## Excerpts from an interface dataset
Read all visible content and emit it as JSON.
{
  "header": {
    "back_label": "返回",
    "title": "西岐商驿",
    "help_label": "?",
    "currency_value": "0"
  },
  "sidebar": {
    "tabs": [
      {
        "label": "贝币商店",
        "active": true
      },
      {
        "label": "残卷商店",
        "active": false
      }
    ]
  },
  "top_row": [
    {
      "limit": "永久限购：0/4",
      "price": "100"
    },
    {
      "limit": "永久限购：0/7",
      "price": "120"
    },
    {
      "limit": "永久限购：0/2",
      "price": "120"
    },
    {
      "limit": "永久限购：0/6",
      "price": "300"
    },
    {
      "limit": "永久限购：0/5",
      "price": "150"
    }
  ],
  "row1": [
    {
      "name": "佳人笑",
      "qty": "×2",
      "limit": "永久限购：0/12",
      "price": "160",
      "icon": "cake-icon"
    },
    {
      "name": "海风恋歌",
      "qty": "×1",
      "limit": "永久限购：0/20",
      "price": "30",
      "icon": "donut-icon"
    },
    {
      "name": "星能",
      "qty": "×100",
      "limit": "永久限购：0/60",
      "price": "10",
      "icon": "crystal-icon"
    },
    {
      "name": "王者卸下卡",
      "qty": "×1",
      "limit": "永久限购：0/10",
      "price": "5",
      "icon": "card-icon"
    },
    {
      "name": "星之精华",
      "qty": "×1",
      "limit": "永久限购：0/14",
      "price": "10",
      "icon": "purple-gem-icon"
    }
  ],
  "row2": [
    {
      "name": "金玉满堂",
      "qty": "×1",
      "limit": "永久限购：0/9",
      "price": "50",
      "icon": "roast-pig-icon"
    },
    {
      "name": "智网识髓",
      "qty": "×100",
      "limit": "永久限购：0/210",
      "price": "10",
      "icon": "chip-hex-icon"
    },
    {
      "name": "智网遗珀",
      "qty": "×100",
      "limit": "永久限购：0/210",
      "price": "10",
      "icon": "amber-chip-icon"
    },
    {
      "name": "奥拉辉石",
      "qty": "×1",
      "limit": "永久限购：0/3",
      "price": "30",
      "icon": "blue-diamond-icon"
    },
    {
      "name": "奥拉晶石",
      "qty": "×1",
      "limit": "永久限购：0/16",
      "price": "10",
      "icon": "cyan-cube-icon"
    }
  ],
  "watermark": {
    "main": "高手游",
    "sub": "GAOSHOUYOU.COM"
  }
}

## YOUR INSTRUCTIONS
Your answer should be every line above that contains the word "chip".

## RESPONSE TO THIS TASK
      "icon": "chip-hex-icon"
      "icon": "amber-chip-icon"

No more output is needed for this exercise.